Second, the author attempts to demolish the biblical arguments for premillennialism. The tone in this section is harsh and derisive. Tragically, he treats premillennialism similarly to the offensive way he describes amillennialism being treated by his professors in seminary (see pp. 9–10). If he wants premillennialists to listen to his criticism and to consider the merits of amillennialism, it might be good to stop calling their view bizarre and contradictory to the Bible.
Third, the author provides a brief but sympathetic defense of postmillennialism. He concludes, “I want to believe that postmillennialism is true. The notion of a progressive and ultimate triumph of the gospel within history itself such that when Jesus returns he finds a truly Christianized cosmos is profoundly appealing. But as of the publication of this book, I am not yet convinced. I remain an amillennialist” (p. 384). This is not surprising, since both postmillennialists and amillennialists believe that Christ will return to the earth after the millennium and the optimistic perspective of the triumph of the gospel in postmillennial thought is attractive.
Fourth, the author defends amillennialism. This section is the strength of the book. Storms is an excellent biblical scholar and writes with an engaging and attractive style here, quite unlike the earlier section.
This book is an engaging account of spiritual autobiography. The author tells a compelling story. It is useful as a defense of two of the three Christian views of the millennium. Sadly, its dismissive, disrespectful, and derisive tone toward premillennialism detracts from its value, with the result that premillennialists, particularly dispensationalists, may fail to examine its biblical arguments for amillennialism.
About the Contributors

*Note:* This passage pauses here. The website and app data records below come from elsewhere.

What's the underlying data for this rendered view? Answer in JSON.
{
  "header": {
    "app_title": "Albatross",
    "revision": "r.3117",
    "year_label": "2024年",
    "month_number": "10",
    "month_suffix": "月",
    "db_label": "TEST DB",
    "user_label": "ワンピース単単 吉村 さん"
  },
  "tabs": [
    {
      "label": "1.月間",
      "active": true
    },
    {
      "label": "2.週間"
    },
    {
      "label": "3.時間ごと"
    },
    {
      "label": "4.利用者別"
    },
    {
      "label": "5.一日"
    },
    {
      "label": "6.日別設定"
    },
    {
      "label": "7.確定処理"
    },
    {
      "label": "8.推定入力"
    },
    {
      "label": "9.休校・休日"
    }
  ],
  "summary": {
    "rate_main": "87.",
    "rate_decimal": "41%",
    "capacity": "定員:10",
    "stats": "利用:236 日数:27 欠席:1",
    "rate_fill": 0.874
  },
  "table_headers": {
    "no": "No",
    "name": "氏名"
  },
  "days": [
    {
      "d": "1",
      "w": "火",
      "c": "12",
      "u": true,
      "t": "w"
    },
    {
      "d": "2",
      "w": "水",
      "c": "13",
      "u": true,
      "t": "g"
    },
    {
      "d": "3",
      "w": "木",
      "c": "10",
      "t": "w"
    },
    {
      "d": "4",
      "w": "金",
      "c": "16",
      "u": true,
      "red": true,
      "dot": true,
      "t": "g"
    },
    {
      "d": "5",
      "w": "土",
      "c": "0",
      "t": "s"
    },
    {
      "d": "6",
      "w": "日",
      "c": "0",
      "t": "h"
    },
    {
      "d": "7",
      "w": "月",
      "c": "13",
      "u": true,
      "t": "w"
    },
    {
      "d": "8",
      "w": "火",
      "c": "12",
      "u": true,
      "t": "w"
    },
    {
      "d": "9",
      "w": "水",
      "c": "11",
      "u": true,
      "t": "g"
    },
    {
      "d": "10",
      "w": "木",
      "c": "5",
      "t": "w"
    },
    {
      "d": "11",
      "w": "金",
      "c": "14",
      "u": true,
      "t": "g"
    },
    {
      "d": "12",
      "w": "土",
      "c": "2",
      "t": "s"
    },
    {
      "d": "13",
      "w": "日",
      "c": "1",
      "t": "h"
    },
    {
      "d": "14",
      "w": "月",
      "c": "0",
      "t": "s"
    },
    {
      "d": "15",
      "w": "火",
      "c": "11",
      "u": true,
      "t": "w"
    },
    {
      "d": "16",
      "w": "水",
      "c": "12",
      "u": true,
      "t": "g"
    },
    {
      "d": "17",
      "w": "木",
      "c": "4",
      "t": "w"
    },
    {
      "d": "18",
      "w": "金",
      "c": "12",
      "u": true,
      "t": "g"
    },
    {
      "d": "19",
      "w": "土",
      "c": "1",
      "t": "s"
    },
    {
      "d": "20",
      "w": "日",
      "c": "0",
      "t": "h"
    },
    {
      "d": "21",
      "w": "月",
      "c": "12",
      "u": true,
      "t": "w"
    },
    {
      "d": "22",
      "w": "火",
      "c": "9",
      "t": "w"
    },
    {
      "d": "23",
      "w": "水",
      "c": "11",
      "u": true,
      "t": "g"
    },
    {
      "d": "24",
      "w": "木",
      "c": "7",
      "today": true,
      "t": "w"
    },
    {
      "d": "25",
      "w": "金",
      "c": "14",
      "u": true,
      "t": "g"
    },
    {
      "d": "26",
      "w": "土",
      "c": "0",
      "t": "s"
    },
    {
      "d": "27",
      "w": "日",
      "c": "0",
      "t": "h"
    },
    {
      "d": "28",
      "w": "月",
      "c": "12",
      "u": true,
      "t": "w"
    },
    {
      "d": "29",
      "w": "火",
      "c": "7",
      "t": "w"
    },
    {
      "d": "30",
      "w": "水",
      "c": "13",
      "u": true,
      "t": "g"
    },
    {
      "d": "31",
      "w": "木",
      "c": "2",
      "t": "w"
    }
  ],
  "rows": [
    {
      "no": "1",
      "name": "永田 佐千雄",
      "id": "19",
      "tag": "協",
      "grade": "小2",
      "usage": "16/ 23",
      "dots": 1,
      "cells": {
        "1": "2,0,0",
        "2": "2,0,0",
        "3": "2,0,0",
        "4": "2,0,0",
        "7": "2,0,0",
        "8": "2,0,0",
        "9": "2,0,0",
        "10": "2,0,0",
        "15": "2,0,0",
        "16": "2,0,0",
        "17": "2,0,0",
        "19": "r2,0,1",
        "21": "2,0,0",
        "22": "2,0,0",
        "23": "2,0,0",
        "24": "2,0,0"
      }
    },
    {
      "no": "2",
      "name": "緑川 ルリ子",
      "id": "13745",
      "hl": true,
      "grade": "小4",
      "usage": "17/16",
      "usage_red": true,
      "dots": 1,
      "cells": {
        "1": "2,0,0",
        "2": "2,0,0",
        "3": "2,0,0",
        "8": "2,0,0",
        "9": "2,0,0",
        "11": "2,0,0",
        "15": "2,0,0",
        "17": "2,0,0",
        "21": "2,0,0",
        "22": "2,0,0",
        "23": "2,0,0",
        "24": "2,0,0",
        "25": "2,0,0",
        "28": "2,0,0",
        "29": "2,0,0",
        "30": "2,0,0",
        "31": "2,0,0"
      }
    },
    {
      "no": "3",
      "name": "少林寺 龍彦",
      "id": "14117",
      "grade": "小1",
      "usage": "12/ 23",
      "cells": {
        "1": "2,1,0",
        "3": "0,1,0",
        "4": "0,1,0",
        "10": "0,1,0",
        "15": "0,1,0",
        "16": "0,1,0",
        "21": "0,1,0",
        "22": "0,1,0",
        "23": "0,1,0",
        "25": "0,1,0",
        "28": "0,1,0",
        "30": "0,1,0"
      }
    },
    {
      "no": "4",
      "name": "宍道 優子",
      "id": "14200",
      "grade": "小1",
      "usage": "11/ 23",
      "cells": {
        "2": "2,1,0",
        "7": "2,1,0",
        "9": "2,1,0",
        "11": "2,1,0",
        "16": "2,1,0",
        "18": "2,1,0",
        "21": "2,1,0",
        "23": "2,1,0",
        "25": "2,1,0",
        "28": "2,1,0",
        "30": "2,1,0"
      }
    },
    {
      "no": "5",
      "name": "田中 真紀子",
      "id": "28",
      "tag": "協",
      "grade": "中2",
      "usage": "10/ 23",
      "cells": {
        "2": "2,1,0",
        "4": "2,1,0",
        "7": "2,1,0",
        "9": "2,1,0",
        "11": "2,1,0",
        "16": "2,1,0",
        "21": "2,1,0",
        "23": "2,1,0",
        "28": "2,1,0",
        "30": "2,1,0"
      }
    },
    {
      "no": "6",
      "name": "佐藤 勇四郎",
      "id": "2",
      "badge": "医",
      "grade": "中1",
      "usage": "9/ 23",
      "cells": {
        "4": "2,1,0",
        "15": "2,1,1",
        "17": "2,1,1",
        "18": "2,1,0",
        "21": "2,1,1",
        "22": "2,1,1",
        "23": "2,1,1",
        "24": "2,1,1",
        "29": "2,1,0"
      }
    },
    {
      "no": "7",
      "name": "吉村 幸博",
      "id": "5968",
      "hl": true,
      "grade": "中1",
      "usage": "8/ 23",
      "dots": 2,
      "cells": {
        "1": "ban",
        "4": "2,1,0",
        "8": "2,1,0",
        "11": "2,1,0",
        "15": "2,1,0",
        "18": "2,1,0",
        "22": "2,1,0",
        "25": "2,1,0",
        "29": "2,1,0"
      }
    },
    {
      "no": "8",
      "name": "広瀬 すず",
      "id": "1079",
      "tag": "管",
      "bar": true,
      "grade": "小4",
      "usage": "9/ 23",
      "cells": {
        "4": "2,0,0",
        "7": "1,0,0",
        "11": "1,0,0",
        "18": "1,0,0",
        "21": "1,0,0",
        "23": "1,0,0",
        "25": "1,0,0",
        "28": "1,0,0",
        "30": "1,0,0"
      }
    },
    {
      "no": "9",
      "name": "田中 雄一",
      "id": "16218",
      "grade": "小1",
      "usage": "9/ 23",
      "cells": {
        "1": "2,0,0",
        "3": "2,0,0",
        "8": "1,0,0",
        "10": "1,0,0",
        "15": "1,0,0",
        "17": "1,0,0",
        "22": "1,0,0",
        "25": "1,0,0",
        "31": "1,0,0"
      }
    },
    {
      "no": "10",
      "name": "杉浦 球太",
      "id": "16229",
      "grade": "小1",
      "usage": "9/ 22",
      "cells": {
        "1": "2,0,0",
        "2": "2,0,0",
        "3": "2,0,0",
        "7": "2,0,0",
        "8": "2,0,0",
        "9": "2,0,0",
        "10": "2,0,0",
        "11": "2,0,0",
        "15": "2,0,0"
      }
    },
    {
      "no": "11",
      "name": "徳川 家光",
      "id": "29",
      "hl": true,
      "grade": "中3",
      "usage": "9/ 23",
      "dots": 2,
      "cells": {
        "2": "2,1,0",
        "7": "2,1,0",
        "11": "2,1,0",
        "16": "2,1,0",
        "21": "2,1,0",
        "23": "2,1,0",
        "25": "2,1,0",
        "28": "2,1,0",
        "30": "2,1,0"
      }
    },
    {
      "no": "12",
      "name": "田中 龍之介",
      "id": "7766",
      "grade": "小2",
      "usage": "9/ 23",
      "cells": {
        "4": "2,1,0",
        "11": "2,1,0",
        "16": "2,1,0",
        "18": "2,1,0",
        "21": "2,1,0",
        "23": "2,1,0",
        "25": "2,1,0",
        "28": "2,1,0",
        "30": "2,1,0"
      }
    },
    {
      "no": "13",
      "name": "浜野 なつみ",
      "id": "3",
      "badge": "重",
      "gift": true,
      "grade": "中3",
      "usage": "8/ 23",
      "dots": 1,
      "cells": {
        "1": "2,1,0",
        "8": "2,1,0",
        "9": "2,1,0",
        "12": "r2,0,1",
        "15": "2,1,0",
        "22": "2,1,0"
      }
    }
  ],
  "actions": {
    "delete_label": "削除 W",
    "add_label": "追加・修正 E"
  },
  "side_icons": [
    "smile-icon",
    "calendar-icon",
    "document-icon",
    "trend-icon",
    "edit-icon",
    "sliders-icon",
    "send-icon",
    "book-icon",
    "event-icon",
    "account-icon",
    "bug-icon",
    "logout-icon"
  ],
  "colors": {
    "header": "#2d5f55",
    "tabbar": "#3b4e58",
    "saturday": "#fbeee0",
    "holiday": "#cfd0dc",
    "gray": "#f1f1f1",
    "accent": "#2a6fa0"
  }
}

Prior to teaching at DTS, Dr. Kreider served as Director of Christian Education and then as Senior Pastor in Cedar Hill, TX. His research and writing interests include Jonathan Edwards, theological method, theology and popular culture, and our eschatological hope. Dr. Kreider believes that grace really is amazing; it is a thought that will change the world. He is married to his best friend, Janice, and they have two grown children, a son-in-law, and one granddaughter, Marlo Grace. He and Janice enjoy live music, good stories, bold coffee, and their five rescue dogs—two pugs, a chihuahua, a terrier named Chloe, and a black lab, Carlile.